Problem:
Copy whichever lines of the data hold the word "Projekty".

---------- Task inputs ----------

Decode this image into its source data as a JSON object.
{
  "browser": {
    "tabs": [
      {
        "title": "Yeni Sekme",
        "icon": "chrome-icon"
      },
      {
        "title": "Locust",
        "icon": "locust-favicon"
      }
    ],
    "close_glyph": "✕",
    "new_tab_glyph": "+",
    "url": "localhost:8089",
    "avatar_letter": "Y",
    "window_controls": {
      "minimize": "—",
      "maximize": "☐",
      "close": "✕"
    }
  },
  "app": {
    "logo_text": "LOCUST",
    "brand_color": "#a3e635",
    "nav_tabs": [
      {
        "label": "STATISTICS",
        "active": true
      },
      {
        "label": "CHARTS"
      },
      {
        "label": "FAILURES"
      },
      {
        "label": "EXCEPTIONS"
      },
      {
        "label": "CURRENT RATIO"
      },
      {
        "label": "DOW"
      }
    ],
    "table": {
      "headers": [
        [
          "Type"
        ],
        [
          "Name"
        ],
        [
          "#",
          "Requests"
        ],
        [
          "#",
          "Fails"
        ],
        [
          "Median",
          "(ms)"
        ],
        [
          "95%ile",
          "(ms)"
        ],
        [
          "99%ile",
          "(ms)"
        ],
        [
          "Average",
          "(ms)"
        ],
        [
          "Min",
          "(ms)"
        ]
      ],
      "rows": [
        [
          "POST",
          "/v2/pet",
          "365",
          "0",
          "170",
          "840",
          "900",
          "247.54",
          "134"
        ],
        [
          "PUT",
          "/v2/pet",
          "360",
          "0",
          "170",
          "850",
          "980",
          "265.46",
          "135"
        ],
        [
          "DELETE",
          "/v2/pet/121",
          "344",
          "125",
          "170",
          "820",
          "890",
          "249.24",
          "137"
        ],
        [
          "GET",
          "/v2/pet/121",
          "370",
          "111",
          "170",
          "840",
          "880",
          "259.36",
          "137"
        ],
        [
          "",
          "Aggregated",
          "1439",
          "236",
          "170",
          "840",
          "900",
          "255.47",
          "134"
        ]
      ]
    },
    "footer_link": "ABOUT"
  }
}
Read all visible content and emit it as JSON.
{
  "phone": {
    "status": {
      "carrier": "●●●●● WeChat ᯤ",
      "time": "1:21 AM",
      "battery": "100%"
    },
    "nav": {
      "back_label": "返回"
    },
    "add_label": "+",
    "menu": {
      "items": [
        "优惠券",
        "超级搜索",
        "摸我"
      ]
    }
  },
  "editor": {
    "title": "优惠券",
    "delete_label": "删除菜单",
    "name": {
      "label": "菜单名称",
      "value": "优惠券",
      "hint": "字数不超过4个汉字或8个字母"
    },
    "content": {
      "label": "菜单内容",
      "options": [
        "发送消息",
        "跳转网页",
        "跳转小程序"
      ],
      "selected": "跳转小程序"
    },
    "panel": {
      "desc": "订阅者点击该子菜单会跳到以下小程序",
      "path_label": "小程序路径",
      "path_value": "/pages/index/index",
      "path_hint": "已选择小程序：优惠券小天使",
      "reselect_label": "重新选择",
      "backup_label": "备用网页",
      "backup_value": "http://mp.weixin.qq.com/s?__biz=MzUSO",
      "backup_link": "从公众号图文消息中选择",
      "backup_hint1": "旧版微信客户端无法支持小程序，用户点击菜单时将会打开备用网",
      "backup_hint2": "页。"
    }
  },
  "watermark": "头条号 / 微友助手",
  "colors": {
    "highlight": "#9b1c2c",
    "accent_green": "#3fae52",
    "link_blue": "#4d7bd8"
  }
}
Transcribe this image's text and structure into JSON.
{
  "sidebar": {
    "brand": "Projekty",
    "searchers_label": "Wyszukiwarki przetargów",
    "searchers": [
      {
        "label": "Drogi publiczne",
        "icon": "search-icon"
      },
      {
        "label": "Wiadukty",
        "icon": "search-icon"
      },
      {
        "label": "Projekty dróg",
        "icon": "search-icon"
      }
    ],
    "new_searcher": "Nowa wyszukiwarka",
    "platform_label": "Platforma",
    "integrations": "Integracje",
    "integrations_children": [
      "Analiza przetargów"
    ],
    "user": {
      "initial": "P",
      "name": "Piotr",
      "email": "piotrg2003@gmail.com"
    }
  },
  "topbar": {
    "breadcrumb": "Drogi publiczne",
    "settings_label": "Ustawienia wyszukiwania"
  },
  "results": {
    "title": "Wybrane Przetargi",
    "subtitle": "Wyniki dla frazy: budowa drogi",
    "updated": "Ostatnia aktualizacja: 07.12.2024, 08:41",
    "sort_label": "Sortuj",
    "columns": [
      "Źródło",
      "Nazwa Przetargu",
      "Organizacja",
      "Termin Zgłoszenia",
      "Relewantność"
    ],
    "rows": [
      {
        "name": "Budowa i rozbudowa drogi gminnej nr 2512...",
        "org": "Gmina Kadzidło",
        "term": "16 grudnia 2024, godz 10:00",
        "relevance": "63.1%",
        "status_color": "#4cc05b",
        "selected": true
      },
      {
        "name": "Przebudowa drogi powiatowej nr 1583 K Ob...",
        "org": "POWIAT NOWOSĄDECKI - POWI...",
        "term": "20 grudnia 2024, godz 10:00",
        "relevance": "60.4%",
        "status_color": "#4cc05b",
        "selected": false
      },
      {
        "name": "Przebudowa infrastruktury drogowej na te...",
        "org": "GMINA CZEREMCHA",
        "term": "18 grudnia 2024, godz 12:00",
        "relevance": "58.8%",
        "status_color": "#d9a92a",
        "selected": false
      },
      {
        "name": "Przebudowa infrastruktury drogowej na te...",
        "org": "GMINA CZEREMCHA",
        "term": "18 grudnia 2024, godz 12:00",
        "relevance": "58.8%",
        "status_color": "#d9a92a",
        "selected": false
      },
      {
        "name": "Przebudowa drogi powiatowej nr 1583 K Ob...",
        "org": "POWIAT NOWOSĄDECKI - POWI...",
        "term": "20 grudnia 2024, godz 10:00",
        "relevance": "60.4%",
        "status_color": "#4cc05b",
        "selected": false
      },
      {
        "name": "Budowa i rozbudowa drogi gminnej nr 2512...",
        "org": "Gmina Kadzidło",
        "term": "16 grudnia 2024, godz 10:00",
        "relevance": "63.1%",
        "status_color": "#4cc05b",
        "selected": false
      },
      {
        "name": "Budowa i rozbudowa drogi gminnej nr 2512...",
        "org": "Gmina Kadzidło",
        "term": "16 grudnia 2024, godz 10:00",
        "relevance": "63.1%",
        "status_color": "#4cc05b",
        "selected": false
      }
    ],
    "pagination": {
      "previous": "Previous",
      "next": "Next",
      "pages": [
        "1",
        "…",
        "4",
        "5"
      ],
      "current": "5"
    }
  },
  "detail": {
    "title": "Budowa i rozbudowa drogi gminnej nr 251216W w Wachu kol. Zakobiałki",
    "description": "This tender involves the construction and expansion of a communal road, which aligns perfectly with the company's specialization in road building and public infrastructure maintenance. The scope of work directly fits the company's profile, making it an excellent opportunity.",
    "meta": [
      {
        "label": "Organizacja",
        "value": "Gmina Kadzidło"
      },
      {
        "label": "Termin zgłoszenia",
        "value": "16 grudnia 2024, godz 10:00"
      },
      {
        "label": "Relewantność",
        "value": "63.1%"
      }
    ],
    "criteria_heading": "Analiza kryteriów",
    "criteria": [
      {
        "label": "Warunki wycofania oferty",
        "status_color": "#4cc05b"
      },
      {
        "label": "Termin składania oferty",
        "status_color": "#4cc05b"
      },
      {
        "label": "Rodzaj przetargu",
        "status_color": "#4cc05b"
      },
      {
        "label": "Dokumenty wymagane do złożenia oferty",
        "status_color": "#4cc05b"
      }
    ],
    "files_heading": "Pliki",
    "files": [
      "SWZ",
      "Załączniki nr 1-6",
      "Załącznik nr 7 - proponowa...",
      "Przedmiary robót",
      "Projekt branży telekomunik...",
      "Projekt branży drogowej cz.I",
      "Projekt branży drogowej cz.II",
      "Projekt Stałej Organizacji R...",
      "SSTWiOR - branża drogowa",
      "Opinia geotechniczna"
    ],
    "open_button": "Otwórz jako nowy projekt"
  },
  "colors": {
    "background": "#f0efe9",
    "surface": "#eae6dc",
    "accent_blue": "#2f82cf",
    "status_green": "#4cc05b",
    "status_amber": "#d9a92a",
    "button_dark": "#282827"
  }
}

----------

Written solution:
    "brand": "Projekty",
        "label": "Projekty dróg",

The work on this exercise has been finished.